- What the task asks -
Repeat everything in the data exactly except images.
■ ■ ■ ■ ■ ■ ■
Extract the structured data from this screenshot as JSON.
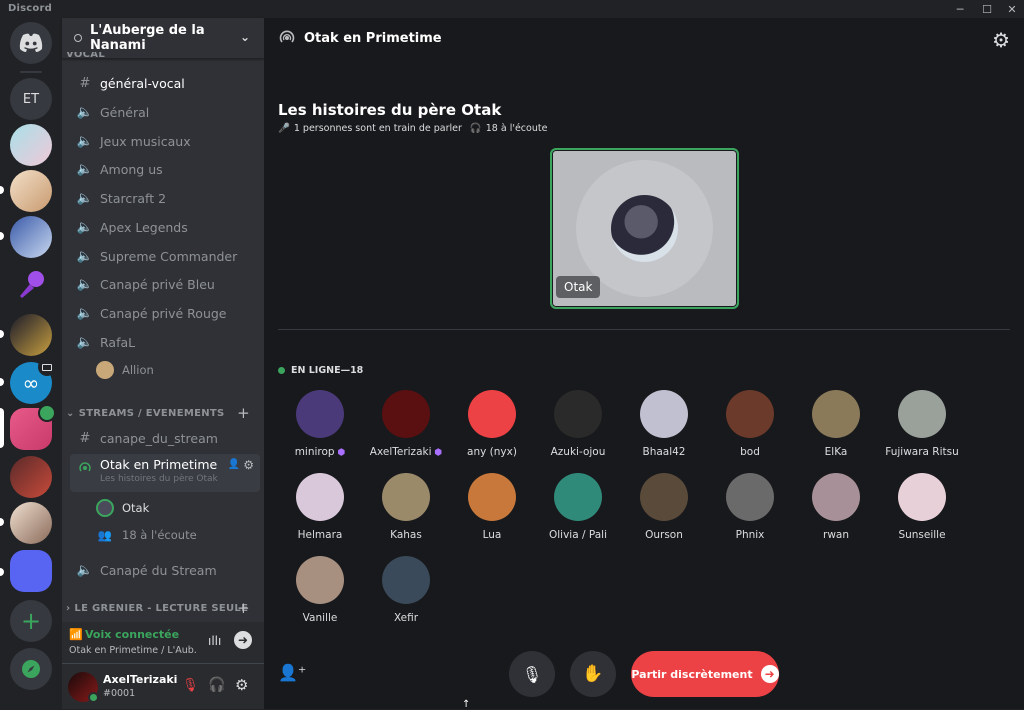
{
  "window": {
    "app_title": "Discord",
    "minimize": "─",
    "maximize": "☐",
    "close": "✕"
  },
  "rail": {
    "home_icon": "discord-logo-icon",
    "et_label": "ET",
    "add_icon": "+",
    "explore_icon": "compass-icon"
  },
  "sidebar": {
    "server_name": "L'Auberge de la Nanami",
    "voice_category_cut": "VOCAL",
    "channels": [
      {
        "label": "général-vocal",
        "type": "text"
      },
      {
        "label": "Général",
        "type": "voice"
      },
      {
        "label": "Jeux musicaux",
        "type": "voice"
      },
      {
        "label": "Among us",
        "type": "voice"
      },
      {
        "label": "Starcraft 2",
        "type": "voice"
      },
      {
        "label": "Apex Legends",
        "type": "voice"
      },
      {
        "label": "Supreme Commander",
        "type": "voice"
      },
      {
        "label": "Canapé privé Bleu",
        "type": "voice"
      },
      {
        "label": "Canapé privé Rouge",
        "type": "voice"
      },
      {
        "label": "RafaL",
        "type": "voice"
      }
    ],
    "rafal_member": "Allion",
    "streams_category": "STREAMS / EVENEMENTS",
    "canape_stream": "canape_du_stream",
    "stage_channel": {
      "label": "Otak en Primetime",
      "topic": "Les histoires du père Otak"
    },
    "stage_speaker": "Otak",
    "stage_listeners": "18 à l'écoute",
    "canape_du_stream": "Canapé du Stream",
    "grenier_category": "LE GRENIER - LECTURE SEULE"
  },
  "voice_panel": {
    "status": "Voix connectée",
    "location": "Otak en Primetime / L'Aub..."
  },
  "user_panel": {
    "name": "AxelTerizaki",
    "tag": "#0001"
  },
  "stage": {
    "header_title": "Otak en Primetime",
    "title": "Les histoires du père Otak",
    "speaking": "1 personnes sont en train de parler",
    "listening": "18 à l'écoute",
    "speaker_name": "Otak",
    "online_label": "EN LIGNE—18",
    "audience": [
      {
        "name": "minirop",
        "color": "#4b3a7a",
        "badge": true
      },
      {
        "name": "AxelTerizaki",
        "color": "#5a1010",
        "badge": true
      },
      {
        "name": "any (nyx)",
        "color": "#ed4245",
        "badge": false
      },
      {
        "name": "Azuki-ojou",
        "color": "#2a2a2a",
        "badge": false
      },
      {
        "name": "Bhaal42",
        "color": "#c0c0d0",
        "badge": false
      },
      {
        "name": "bod",
        "color": "#6b3a2a",
        "badge": false
      },
      {
        "name": "ElKa",
        "color": "#8a7a5a",
        "badge": false
      },
      {
        "name": "Fujiwara Ritsu",
        "color": "#9aa09a",
        "badge": false
      },
      {
        "name": "Helmara",
        "color": "#d9c8d9",
        "badge": false
      },
      {
        "name": "Kahas",
        "color": "#9a8a6a",
        "badge": false
      },
      {
        "name": "Lua",
        "color": "#c8783a",
        "badge": false
      },
      {
        "name": "Olivia / Pali",
        "color": "#2f8a7a",
        "badge": false
      },
      {
        "name": "Ourson",
        "color": "#5a4a3a",
        "badge": false
      },
      {
        "name": "Phnix",
        "color": "#6a6a6a",
        "badge": false
      },
      {
        "name": "rwan",
        "color": "#a89098",
        "badge": false
      },
      {
        "name": "Sunseille",
        "color": "#e8d0d8",
        "badge": false
      },
      {
        "name": "Vanille",
        "color": "#a89080",
        "badge": false
      },
      {
        "name": "Xefir",
        "color": "#3a4a5a",
        "badge": false
      }
    ],
    "leave_button": "Partir discrètement"
  },
  "colors": {
    "accent_green": "#3ba55d",
    "danger": "#ed4245",
    "brand": "#5865f2"
  }
}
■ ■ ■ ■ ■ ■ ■
- Output of the exercise -
Extract the structured data from this screenshot as JSON.
{
  "window": {
    "app_title": "Discord",
    "minimize": "─",
    "maximize": "☐",
    "close": "✕"
  },
  "rail": {
    "home_icon": "discord-logo-icon",
    "et_label": "ET",
    "add_icon": "+",
    "explore_icon": "compass-icon"
  },
  "sidebar": {
    "server_name": "L'Auberge de la Nanami",
    "voice_category_cut": "VOCAL",
    "channels": [
      {
        "label": "général-vocal",
        "type": "text"
      },
      {
        "label": "Général",
        "type": "voice"
      },
      {
        "label": "Jeux musicaux",
        "type": "voice"
      },
      {
        "label": "Among us",
        "type": "voice"
      },
      {
        "label": "Starcraft 2",
        "type": "voice"
      },
      {
        "label": "Apex Legends",
        "type": "voice"
      },
      {
        "label": "Supreme Commander",
        "type": "voice"
      },
      {
        "label": "Canapé privé Bleu",
        "type": "voice"
      },
      {
        "label": "Canapé privé Rouge",
        "type": "voice"
      },
      {
        "label": "RafaL",
        "type": "voice"
      }
    ],
    "rafal_member": "Allion",
    "streams_category": "STREAMS / EVENEMENTS",
    "canape_stream": "canape_du_stream",
    "stage_channel": {
      "label": "Otak en Primetime",
      "topic": "Les histoires du père Otak"
    },
    "stage_speaker": "Otak",
    "stage_listeners": "18 à l'écoute",
    "canape_du_stream": "Canapé du Stream",
    "grenier_category": "LE GRENIER - LECTURE SEULE"
  },
  "voice_panel": {
    "status": "Voix connectée",
    "location": "Otak en Primetime / L'Aub..."
  },
  "user_panel": {
    "name": "AxelTerizaki",
    "tag": "#0001"
  },
  "stage": {
    "header_title": "Otak en Primetime",
    "title": "Les histoires du père Otak",
    "speaking": "1 personnes sont en train de parler",
    "listening": "18 à l'écoute",
    "speaker_name": "Otak",
    "online_label": "EN LIGNE—18",
    "audience": [
      {
        "name": "minirop",
        "color": "#4b3a7a",
        "badge": true
      },
      {
        "name": "AxelTerizaki",
        "color": "#5a1010",
        "badge": true
      },
      {
        "name": "any (nyx)",
        "color": "#ed4245",
        "badge": false
      },
      {
        "name": "Azuki-ojou",
        "color": "#2a2a2a",
        "badge": false
      },
      {
        "name": "Bhaal42",
        "color": "#c0c0d0",
        "badge": false
      },
      {
        "name": "bod",
        "color": "#6b3a2a",
        "badge": false
      },
      {
        "name": "ElKa",
        "color": "#8a7a5a",
        "badge": false
      },
      {
        "name": "Fujiwara Ritsu",
        "color": "#9aa09a",
        "badge": false
      },
      {
        "name": "Helmara",
        "color": "#d9c8d9",
        "badge": false
      },
      {
        "name": "Kahas",
        "color": "#9a8a6a",
        "badge": false
      },
      {
        "name": "Lua",
        "color": "#c8783a",
        "badge": false
      },
      {
        "name": "Olivia / Pali",
        "color": "#2f8a7a",
        "badge": false
      },
      {
        "name": "Ourson",
        "color": "#5a4a3a",
        "badge": false
      },
      {
        "name": "Phnix",
        "color": "#6a6a6a",
        "badge": false
      },
      {
        "name": "rwan",
        "color": "#a89098",
        "badge": false
      },
      {
        "name": "Sunseille",
        "color": "#e8d0d8",
        "badge": false
      },
      {
        "name": "Vanille",
        "color": "#a89080",
        "badge": false
      },
      {
        "name": "Xefir",
        "color": "#3a4a5a",
        "badge": false
      }
    ],
    "leave_button": "Partir discrètement"
  },
  "colors": {
    "accent_green": "#3ba55d",
    "danger": "#ed4245",
    "brand": "#5865f2"
  }
}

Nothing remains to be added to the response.